Give the data again exactly as it is written.

(Stored items)
########
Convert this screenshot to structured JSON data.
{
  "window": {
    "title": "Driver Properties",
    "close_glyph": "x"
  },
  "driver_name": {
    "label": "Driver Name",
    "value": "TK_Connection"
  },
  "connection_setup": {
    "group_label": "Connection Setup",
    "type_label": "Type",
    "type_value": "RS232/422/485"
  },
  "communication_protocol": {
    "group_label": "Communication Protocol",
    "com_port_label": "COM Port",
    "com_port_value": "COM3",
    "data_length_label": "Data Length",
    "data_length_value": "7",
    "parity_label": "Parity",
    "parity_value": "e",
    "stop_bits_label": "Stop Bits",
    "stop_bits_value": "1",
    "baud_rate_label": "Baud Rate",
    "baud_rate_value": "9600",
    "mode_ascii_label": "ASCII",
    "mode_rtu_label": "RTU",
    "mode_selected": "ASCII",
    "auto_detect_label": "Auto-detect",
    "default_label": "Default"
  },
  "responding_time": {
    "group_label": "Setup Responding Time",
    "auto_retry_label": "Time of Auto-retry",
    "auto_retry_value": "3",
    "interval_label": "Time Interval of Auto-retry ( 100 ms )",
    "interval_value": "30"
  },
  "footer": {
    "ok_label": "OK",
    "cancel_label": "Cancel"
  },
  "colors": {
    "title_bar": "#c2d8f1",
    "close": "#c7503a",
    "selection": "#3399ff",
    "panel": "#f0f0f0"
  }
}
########
Answer space »
Convert this screenshot to structured JSON data.
{
  "window": {
    "title": "Driver Properties",
    "close_glyph": "x"
  },
  "driver_name": {
    "label": "Driver Name",
    "value": "TK_Connection"
  },
  "connection_setup": {
    "group_label": "Connection Setup",
    "type_label": "Type",
    "type_value": "RS232/422/485"
  },
  "communication_protocol": {
    "group_label": "Communication Protocol",
    "com_port_label": "COM Port",
    "com_port_value": "COM3",
    "data_length_label": "Data Length",
    "data_length_value": "7",
    "parity_label": "Parity",
    "parity_value": "e",
    "stop_bits_label": "Stop Bits",
    "stop_bits_value": "1",
    "baud_rate_label": "Baud Rate",
    "baud_rate_value": "9600",
    "mode_ascii_label": "ASCII",
    "mode_rtu_label": "RTU",
    "mode_selected": "ASCII",
    "auto_detect_label": "Auto-detect",
    "default_label": "Default"
  },
  "responding_time": {
    "group_label": "Setup Responding Time",
    "auto_retry_label": "Time of Auto-retry",
    "auto_retry_value": "3",
    "interval_label": "Time Interval of Auto-retry ( 100 ms )",
    "interval_value": "30"
  },
  "footer": {
    "ok_label": "OK",
    "cancel_label": "Cancel"
  },
  "colors": {
    "title_bar": "#c2d8f1",
    "close": "#c7503a",
    "selection": "#3399ff",
    "panel": "#f0f0f0"
  }
}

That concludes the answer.